"This investment in Australia gives State Grid the opportunity to learn system and market operations in an advanced power market of multiple distribution companies and end-users, who buy power in a competitive market," he said. "This prepares State Grid for the next phase of power sector reform in China."
According to a 2002 circular on power pricing reform approved by the State Council, Beijing has the long-term objective of having on-grid tariffs charged by generators and end-user tariffs determined by market forces. Transmission and distribution tariffs, however, should continue to be set by the state, it said.
But no indication of timing has been given by the National Energy Administration. A round of government restructuring in March saw the National Energy Administration absorb the State Electricity Regulatory Commission, which was behind the 2005 price reform trial.
Gary Chiu, head of energy research at CCB International Securities, said he believed the biggest benefit to be gained by State Grid from 0 its purchases in Australia was the chance to learn about the functioning of a deregulated power market.
He said the underdeveloped interconnections between State Grid's five regional grids - northern, eastern, central, northeast and northwest - and the fact that surplus generation capacity was only found in some regions meant it would be many years before a fully fledged national power trading system could be established.
Blohm said there were political and economic reasons for interconnections to remain limited. He explained that local governments in energy-rich western provinces preferred to keep their surplus electricity for the development of energy-intensive manufacturing industries, rather than sell it to central and coastal regions.
Beijing and local governments want pollution-heavy and energy-intensive industries to be gradually moved from coastal regions to the west, so that the poorer provinces can become richer and pollution in developed regions can be cut, he added.

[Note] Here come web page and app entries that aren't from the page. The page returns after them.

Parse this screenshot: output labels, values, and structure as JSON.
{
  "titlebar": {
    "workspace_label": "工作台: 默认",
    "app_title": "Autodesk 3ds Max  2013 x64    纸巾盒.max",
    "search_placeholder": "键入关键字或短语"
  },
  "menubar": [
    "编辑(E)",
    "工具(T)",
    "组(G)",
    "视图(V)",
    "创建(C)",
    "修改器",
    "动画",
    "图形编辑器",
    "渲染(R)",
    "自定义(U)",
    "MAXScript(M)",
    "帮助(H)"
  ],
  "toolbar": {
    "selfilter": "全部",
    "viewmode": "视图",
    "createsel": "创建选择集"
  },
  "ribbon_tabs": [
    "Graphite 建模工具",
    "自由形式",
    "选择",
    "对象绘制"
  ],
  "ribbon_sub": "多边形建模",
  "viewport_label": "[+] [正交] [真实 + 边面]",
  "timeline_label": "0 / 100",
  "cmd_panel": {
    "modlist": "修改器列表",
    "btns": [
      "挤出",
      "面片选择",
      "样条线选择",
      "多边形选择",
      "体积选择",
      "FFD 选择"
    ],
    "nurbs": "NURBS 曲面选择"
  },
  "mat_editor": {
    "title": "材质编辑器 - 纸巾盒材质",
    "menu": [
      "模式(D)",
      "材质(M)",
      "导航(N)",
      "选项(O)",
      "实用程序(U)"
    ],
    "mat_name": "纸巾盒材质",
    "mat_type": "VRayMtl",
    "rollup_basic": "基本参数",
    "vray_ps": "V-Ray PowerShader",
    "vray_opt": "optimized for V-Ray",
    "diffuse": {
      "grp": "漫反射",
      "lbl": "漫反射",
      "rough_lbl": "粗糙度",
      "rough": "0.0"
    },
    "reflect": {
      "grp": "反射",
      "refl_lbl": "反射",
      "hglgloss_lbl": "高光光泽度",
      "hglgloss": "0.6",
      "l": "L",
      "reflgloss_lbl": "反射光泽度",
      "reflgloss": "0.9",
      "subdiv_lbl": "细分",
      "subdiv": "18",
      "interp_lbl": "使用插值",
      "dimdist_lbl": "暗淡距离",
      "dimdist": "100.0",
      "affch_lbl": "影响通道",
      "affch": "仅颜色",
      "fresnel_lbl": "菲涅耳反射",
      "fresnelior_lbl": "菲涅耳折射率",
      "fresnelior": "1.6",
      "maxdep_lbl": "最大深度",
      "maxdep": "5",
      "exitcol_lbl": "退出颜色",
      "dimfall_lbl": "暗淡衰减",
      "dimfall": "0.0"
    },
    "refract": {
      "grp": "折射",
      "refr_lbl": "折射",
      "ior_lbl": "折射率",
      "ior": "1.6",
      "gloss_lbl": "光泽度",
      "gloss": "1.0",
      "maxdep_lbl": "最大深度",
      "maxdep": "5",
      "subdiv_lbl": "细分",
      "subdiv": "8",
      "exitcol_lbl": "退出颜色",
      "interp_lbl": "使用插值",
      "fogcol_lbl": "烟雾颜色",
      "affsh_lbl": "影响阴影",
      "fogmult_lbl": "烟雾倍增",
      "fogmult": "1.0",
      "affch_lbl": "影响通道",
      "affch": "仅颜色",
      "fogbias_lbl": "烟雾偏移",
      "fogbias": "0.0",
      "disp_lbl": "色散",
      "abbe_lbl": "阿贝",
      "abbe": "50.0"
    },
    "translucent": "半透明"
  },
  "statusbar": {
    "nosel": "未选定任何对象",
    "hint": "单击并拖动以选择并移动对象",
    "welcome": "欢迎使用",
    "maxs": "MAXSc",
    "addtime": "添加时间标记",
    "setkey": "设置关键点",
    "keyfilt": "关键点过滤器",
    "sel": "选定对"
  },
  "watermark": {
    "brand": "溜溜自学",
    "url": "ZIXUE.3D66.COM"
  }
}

Another reason for a measured pace of national interconnection is that with interconnection comes the risk that one regional grid's failure could spread to the others. Widespread blackouts in eight American states and Ontario in Canada in 2003 alerted the entire global power industry to that risk.